This is Jazz. One of our original Petit Paradis guinea pigs, sunning herself happily in our garden. People are often surprised and curious that we have guinea pigs running free in our edible garden so I thought I should do a post about it. I’ve kept guinea pigs free in the yard for over 5 years now and it now strikes me as odd to keep them in cages.
I originally began to keep free-range guinea pigs over ten years ago when I had a small group that I kept in a large chicken cage. Central to the garden was a wooden slat shade house and I had some GP’s get out and set up house in there. I soon realised that this was an ideal home for them because they could shelter in the shade house and come out through the slats to feed on the slopes of buffalo lawn that I had growing, as well as other bits and pieces close to the shade house.
Stray dogs, cats and hawks were frequent ‘visitors’ to the garden and at the slightest presence of these the GP’s would run quickly to the shelter of the shade house and through the slats to the inside. A couple of things happened almost straight away. I realised that they would be able to forage their own food this way and that I could still supplement with scraps I bought home from working at a cafe. Their health also improved considerably or should I say their level of fitness, and then their health. The level of care required dropped quickly as there was plenty of feed from the lawn and garden and only the odd sweeping out of the shade house to collect droppings for the garden.
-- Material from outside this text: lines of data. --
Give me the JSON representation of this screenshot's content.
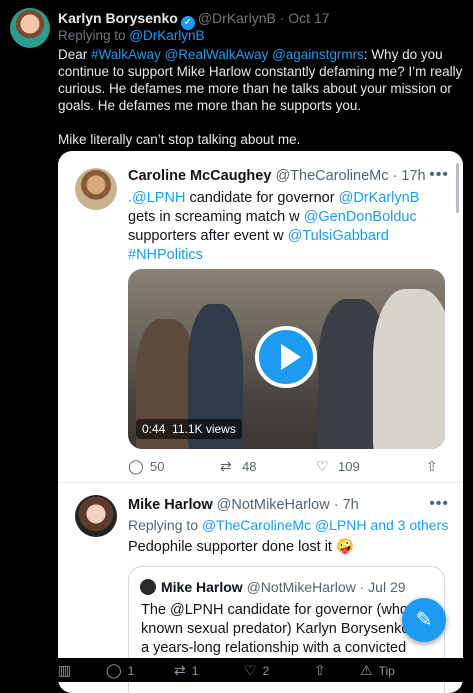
{
  "tweet": {
    "author_name": "Karlyn Borysenko",
    "handle": "@DrKarlynB",
    "date": "Oct 17",
    "replying_label": "Replying to",
    "replying_to": "@DrKarlynB",
    "text_prefix": "Dear ",
    "mentions": [
      "#WalkAway",
      "@RealWalkAway",
      "@againstgrmrs"
    ],
    "text_main": ": Why do you continue to support Mike Harlow constantly defaming me? I’m really curious. He defames me more than he talks about your mission or goals. He defames me more than he supports you.",
    "text_second": "Mike literally can’t stop talking about me."
  },
  "embed_tweet": {
    "author_name": "Caroline McCaughey",
    "handle": "@TheCarolineMc",
    "time": "17h",
    "seg1": ".@LPNH",
    "seg2": " candidate for governor ",
    "seg3": "@DrKarlynB",
    "seg4": " gets in screaming match w ",
    "seg5": "@GenDonBolduc",
    "seg6": " supporters after event w ",
    "seg7": "@TulsiGabbard",
    "seg8": "#NHPolitics",
    "video_duration": "0:44",
    "video_views": "11.1K views",
    "replies": "50",
    "retweets": "48",
    "likes": "109"
  },
  "reply_tweet": {
    "author_name": "Mike Harlow",
    "handle": "@NotMikeHarlow",
    "time": "7h",
    "replying_label": "Replying to",
    "replying_to": "@TheCarolineMc @LPNH and 3 others",
    "text": "Pedophile supporter done lost it 🤪"
  },
  "quote_tweet": {
    "author_name": "Mike Harlow",
    "handle": "@NotMikeHarlow",
    "date": "Jul 29",
    "text": "The @LPNH candidate for governor (who is a known sexual predator) Karlyn Borysenko c on a years-long relationship with a convicted"
  },
  "bottom_bar": {
    "replies": "1",
    "retweets": "1",
    "likes": "2",
    "tip_label": "Tip"
  },
  "colors": {
    "accent": "#1d9bf0",
    "background": "#000000",
    "card": "#ffffff"
  },
  "icons": [
    "verified-icon",
    "more-icon",
    "play-icon",
    "reply-icon",
    "retweet-icon",
    "like-icon",
    "share-icon",
    "analytics-icon",
    "tip-icon",
    "compose-icon"
  ]
}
The rest of the guinea pigs were released. A notable observation was the fact that the GP’s seldom ventured any further than a few metres radius of the shade house – with one exception being a younger one that took to fancying the neighbours lawn better than my own and would venture through the wire fence and feed there, much to the delight and amusement of the neighbours.
I have noticed this with our current GP’s also. We originally received two females and housed them in a hutch on our deck. It wasn’t long before they too were released into the garden, but with different intentions as I will mention later. I gave them the same necessities as the previous family I had kept. They had a ‘base’ that they could run to and shelter in, quite central to the garden and other little spots were set up around the garden such as half concrete slabs leaning against pots or propped up with bricks. Many of these were camouflaged within the garden themselves making a convenient escape from stray cats and hawks passing over-head.
We were not altogether aware of the impact that this would have on our new pair of female guinea pigs. Both Maiki and Jazz looked like they were much older females when we received them from their previous owners. After a short while it was clear that they had a bad case of mange. We tried various treatments and got it under control. It was then that we released them into the garden. And they changed. They started to look younger and more youthful. Their over-grown claws which we had to trim regularly began to take care of themselves with all the work of running and moving about on limestone rubble and earth. They ate a wider variety of foods and their coats started to shine and look younger and finer. They began moving quicker and faster and were more alert and appeared to be more appreciative when we caught them to give them the odd combing and cuddle.
Initially it was a small challenge to keep green feed readily available in the quantity that they were consuming. It didn’t take too long and I now have a small forest of sugar cane as a stand-by. In the meantime they set to work which is the intention I had for them from the beginning. As the garden grew and I had ‘green waste’ to deal with this became a staple for the GP’s. We still supplemented with pellets and the odd amount of straw and have since cut this down to pellets only. The rest of their diet they get from the garden and our kitchen scraps. The majority of it being sourced by themselves directly from the garden. In the picture above you can see a gathering of females feeding on grape-vine cuttings. When I prune areas of the garden I generally lay the cuttings out on the ground for the GP’s to feast on. Any left overs are either composted or added to the chook pen.
Since our initial family of GP’s I have tried to keep only females. Late last year we brought in a new couple and one soon proved to be a male. As it turned out we lost him during a particularly hot day this summer – he was the only guinea pig in a hutch as we were keeping him segregated from the females. During hot days such as we experience in summer we have noticed that the GP’s take shelter either under our house or in areas of the garden where they can find a shady, cool spot. Our little male did not have this luxury. Previous times in summer it would be a trip home by my wife to make sure the GP’s had an ice block and plenty of water in their hutch. Another advantage of having free-range guinea pigs. They will find places during summer and winter that are adequate shelters. They are smart animals I think and perfectly capable of managing themselves.